Alongside this, the Draft Law approved on 6 July 2023 has taken Belgium a step further  in implementing its Hydrogen Strategy. The so-called Hydrogen Act establishes a regulatory framework for hydrogen pipeline networks, designating the tendering rules to choose the single Hydrogen Network Operator (HNO) for the entire country. The HNO will oversee infrastructure operation, development, and quality control, and ensure nondiscriminatory access. Transitional measures for existing hydrogen networks operators and provisions for subsidies are included. The deployment of the Act will be overseen by the Belgian Federal Commission for Electricity and Gas Regulation (CREG).

Final remarks

The developments in the EU and Belgium are not merely policy decisions; they represent a pivotal moment in the energy transition which demands strategic alignment from all stakeholders.Hydrogen is considered a vital energy carrier able to realize net zero carbon emissions. EU net zero targets for 2050 requires that companies   both acknowledge the requirements for energy transformation but proactively adapt and transform. Repercussion for inaction can be associated with higher exposure to the increasing demands on carbon taxes. 

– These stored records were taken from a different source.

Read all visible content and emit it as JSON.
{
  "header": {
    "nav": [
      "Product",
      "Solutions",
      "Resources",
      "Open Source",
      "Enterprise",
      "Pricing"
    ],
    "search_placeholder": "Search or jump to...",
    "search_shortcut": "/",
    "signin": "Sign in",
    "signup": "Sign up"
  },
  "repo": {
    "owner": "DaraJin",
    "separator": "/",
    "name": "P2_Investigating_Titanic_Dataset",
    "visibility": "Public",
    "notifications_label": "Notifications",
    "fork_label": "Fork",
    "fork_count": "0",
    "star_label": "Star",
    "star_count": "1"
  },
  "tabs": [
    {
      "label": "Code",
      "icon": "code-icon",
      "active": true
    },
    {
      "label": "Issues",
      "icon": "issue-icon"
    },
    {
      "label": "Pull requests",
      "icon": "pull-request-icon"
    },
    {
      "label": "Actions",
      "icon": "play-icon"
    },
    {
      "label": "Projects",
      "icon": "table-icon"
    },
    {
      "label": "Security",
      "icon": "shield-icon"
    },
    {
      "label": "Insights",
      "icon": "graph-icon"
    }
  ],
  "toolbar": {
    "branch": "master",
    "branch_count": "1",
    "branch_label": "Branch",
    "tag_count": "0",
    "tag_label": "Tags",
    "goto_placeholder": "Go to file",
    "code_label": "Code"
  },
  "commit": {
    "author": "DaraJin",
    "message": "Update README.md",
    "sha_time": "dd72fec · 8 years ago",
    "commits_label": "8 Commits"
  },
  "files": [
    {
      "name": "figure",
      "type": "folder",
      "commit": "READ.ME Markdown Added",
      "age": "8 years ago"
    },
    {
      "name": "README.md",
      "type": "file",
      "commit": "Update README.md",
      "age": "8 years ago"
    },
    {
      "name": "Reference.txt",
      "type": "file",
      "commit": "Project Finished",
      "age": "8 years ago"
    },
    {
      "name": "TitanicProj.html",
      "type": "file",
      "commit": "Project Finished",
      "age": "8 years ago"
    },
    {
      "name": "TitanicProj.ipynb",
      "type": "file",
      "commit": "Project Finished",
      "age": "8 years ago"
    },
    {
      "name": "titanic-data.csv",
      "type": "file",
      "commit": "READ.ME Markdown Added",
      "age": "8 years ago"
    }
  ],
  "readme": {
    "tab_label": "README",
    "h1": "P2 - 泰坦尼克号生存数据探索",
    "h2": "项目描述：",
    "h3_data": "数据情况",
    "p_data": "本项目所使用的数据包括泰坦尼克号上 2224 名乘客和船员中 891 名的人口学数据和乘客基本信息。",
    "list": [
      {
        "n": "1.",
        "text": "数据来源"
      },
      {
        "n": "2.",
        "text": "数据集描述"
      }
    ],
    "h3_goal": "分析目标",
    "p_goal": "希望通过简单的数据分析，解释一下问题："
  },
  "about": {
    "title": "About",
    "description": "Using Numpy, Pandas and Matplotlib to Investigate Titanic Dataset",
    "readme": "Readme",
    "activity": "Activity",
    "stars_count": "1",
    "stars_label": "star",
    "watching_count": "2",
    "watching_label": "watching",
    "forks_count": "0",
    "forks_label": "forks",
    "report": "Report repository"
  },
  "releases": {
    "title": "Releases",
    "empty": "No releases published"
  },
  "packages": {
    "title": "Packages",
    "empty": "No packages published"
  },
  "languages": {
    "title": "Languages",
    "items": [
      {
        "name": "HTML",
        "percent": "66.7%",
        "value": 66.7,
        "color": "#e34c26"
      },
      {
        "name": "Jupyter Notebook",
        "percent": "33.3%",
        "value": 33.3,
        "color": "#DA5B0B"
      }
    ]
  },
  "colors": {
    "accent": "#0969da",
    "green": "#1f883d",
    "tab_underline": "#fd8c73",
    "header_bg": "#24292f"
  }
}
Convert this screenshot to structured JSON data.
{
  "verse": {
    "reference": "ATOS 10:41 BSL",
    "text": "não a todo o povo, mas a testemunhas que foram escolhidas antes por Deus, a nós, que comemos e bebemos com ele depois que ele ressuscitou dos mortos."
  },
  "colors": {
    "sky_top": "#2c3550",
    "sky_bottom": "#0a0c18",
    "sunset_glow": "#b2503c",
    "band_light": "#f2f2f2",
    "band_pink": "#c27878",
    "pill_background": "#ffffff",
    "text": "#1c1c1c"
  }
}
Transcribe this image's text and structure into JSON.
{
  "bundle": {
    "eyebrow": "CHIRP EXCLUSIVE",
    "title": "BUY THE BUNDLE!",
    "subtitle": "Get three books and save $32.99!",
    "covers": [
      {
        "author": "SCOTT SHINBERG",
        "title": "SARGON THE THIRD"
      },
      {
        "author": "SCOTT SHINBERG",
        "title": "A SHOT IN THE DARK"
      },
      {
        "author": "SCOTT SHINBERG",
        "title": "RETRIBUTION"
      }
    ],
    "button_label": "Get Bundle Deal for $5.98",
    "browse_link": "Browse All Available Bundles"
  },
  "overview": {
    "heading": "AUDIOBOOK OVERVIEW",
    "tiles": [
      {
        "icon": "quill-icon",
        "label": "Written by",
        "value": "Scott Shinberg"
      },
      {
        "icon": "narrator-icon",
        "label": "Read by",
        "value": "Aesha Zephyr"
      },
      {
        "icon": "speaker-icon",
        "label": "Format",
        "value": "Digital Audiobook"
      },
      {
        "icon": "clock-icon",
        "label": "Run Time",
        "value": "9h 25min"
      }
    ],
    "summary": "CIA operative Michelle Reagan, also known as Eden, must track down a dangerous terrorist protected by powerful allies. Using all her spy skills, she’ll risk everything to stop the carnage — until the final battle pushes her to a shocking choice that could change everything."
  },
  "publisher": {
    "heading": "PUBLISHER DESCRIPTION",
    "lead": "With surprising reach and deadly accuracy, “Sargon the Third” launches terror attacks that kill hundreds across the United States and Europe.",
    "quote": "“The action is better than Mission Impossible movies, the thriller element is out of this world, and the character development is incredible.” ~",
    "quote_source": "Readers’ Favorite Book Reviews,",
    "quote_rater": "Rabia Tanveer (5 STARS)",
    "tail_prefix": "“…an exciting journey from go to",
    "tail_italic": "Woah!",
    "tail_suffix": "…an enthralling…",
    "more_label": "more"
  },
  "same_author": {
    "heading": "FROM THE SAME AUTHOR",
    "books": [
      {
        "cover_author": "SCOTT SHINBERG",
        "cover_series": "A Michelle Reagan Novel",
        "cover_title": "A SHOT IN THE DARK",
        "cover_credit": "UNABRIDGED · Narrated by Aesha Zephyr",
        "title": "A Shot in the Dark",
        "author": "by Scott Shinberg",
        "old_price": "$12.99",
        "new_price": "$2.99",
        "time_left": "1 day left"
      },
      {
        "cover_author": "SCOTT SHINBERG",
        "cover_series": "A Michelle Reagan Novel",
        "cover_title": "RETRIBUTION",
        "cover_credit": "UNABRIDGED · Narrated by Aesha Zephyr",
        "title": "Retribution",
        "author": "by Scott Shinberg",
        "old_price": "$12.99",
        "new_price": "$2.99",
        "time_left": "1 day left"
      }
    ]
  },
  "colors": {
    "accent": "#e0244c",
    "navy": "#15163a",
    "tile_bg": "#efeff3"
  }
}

For instance, companies that do not switch to renewable and low-emission energy sources should  be more exposed to carbon taxation stemming from the parallel phase out of EU ETS free allowances and the phase in of the Carbon Border Adjustment Mechanism (CBAM). Early action to transform  the business model can be  crucial, for instance, to access the limited grant and incentives opportunities provided by the EU Innovation Fund and the Hydrogen Bank (6).

At PwC, we stand ready to assist you in navigating these challenges. Whether it’s understanding the nuanced Belgian Hydrogen Act, aligning with RED III, assessing CBAM and EU ETS impact on your business or positioning yourself in the race for public grants and incentives, we have the expertise to guide you.

Please reach out to Alexis De Méyère (, Bart Wyns (, Willem Gruyters ( and Caroline Schmidt ( for further insights.



This article is made available by PwC for educational purposes only as well as to give you general information and a general understanding of these matters. Any content of this article should not be used as a substitute for competent professional advice.